▶ [EXERCISE BRIEF] Which lines below contain the word "JSON"? Copy each of them.

▶ [TASK INPUT]

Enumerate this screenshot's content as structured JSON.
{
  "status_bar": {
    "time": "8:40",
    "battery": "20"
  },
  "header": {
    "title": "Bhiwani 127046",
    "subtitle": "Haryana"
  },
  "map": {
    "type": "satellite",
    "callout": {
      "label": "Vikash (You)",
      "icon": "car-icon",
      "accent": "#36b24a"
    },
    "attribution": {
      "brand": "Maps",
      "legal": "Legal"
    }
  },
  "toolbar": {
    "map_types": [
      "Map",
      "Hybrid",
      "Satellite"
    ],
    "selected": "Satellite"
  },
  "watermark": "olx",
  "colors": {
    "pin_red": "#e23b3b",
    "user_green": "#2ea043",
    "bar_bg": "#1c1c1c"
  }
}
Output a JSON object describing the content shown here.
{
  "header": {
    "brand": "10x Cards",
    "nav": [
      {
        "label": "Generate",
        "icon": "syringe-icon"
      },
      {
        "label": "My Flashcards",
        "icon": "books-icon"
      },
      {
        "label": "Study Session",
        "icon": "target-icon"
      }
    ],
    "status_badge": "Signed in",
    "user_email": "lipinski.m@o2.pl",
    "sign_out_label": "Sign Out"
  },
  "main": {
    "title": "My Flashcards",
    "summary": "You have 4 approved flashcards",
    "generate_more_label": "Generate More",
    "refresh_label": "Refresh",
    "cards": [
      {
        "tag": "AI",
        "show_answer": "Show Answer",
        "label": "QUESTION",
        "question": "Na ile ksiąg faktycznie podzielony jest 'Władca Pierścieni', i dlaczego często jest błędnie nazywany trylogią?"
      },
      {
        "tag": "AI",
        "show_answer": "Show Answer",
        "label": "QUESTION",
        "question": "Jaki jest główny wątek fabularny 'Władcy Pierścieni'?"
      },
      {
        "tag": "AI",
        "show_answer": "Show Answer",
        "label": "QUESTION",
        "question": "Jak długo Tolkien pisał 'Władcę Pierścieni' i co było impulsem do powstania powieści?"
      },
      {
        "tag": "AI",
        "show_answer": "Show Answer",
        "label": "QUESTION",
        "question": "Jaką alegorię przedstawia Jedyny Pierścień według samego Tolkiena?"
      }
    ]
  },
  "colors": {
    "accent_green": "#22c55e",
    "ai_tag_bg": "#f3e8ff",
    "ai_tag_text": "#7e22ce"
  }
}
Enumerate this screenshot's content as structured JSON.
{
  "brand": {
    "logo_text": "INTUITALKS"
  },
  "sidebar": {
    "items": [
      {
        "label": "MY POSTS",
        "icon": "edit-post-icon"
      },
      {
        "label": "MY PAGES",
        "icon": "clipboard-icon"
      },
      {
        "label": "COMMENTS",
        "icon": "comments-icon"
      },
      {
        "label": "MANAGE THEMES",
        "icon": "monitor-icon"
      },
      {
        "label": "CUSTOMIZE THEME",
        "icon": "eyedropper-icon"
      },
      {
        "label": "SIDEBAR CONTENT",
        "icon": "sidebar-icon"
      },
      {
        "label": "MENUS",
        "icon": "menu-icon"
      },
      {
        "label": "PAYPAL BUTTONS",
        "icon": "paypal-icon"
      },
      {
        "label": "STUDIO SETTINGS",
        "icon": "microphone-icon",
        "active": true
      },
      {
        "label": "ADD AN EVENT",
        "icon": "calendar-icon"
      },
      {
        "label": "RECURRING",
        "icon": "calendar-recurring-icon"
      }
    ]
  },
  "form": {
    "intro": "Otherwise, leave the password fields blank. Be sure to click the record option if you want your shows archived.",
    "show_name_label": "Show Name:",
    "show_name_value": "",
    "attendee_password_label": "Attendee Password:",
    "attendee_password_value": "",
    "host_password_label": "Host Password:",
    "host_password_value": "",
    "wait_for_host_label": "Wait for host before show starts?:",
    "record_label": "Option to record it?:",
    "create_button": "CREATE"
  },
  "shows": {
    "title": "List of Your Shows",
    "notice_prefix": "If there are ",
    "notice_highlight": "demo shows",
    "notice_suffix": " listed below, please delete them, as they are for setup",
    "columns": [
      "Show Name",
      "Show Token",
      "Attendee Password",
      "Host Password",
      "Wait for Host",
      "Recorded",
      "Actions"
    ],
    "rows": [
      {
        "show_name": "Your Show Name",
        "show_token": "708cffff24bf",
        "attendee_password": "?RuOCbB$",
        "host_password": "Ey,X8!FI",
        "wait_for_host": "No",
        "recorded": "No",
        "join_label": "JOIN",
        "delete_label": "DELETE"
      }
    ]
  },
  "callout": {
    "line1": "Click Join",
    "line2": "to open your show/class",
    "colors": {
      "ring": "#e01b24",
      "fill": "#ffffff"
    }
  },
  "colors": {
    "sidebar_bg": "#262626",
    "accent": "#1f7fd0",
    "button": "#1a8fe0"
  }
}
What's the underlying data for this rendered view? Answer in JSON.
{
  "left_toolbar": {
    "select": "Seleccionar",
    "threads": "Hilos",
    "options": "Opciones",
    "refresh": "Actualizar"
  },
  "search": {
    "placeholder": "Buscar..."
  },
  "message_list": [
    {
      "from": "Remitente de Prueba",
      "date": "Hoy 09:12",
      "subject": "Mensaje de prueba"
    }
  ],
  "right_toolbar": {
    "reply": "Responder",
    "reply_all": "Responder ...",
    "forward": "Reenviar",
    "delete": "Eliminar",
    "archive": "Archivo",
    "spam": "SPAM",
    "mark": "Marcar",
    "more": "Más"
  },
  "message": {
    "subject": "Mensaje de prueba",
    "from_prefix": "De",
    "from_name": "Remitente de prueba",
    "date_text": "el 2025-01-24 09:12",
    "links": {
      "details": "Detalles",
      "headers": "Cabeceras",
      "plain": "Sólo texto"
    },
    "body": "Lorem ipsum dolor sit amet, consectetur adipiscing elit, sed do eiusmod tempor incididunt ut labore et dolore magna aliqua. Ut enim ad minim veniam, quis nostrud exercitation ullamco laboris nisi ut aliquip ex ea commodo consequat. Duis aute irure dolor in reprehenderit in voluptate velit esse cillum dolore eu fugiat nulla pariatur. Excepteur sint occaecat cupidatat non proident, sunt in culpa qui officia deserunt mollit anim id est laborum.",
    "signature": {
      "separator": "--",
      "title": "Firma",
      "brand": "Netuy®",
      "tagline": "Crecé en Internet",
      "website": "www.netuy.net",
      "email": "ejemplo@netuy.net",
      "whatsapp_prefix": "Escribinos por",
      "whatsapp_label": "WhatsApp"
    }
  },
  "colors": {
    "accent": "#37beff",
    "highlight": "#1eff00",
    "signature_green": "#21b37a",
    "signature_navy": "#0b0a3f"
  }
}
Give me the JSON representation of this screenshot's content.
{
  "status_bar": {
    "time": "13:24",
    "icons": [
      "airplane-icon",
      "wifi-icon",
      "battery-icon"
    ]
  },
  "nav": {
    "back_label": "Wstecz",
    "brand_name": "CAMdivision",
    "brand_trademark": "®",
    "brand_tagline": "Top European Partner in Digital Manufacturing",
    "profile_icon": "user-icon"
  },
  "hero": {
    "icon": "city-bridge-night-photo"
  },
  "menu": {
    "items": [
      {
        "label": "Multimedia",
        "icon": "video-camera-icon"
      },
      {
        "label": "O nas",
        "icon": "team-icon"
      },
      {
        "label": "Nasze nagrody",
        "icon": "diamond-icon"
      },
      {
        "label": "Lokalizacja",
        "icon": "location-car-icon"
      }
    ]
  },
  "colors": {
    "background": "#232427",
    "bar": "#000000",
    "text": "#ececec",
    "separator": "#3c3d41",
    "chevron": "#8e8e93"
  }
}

▶ [TASK SOLUTION]
Enumerate this screenshot's content as structured JSON.
Output a JSON object describing the content shown here.
Enumerate this screenshot's content as structured JSON.
What's the underlying data for this rendered view? Answer in JSON.
Give me the JSON representation of this screenshot's content.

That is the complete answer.